New emission standards set for brick kilns

The Ministry of Population and Environment has issued a new Emission Standards and Stack Height for Brick Industry.

According to a notification recently published in the Nepal Gazette, the new standard was developed by exercising the power conferred by Rule 15 of the Environment Protection Rules, 1997. With the issuance of the new standards, the previous standards published on February 25, 2008 have been repealed.

As per the new standards, the maximum limit of Suspended Particulate Matter and the minimum limit for the height of stack of brick kilns vary depending on their types. The maximum limit of SPM and minimum height of stack for bull’s trench kiln/forced draft (fixed chimney) is 350 mg/Nm3 and 17 metre, respectively. It shall be 500 mg/Nm3 and 30 metre for bull’s trench kiln/natural draft (fixed chimney), 350 mg/Nm3 and 17 metre for Hoffman kiln (forced draft), 500 mg/Nm3 and 30 metre for Hoffman kiln (natural draft), 250 mg/Nm3 and 15 metre for vertical shaft kiln, 200 mg/Nm3 and 7 metre for hybrid Hoffman kiln, and 100 mg/Nm3 and 10 metre for tunnel kiln.
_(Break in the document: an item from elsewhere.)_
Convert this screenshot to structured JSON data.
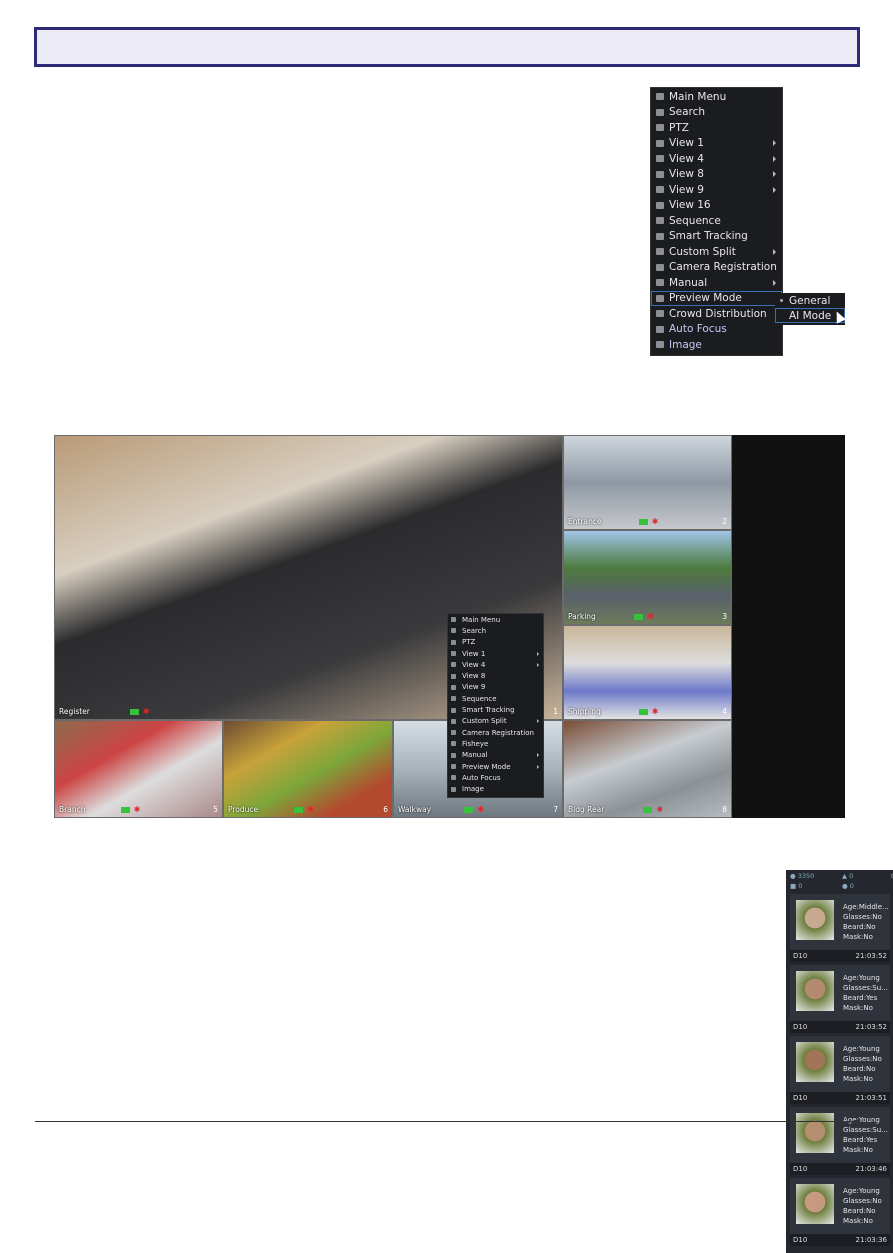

“Emission sample shall represent both charging and non-charging conditions and the standards shall be applicable for all kinds of fuel to be used in kiln,” it reads. The government felt an urgent need to develop and enforce new standards as brick kilns contribute significantly to emissions of carbon dioxide, particulate matter, including black carbon, sulphur dioxide, oxides of nitrogen and carbon monoxide.

According to Department of Environment, the pollutants not only have an adverse effect on the health of workers, local population, and vegetation, but also contribute to global warming. About 110 brick kilns (15 in Kathmandu, 32 in Lalitpur and 63 in Bhaktapur) are in operation in Kathmandu Valley. A total of 9,334 workers are employed in the industry of which 2,772 are female.

These industries use coal as the main fuel, and consume 12,409 tonnes of coal and 1,881 tonnes of other fuels. Dust generated and blown due to air movement is seen as a major issue among employees and neighbouring locals.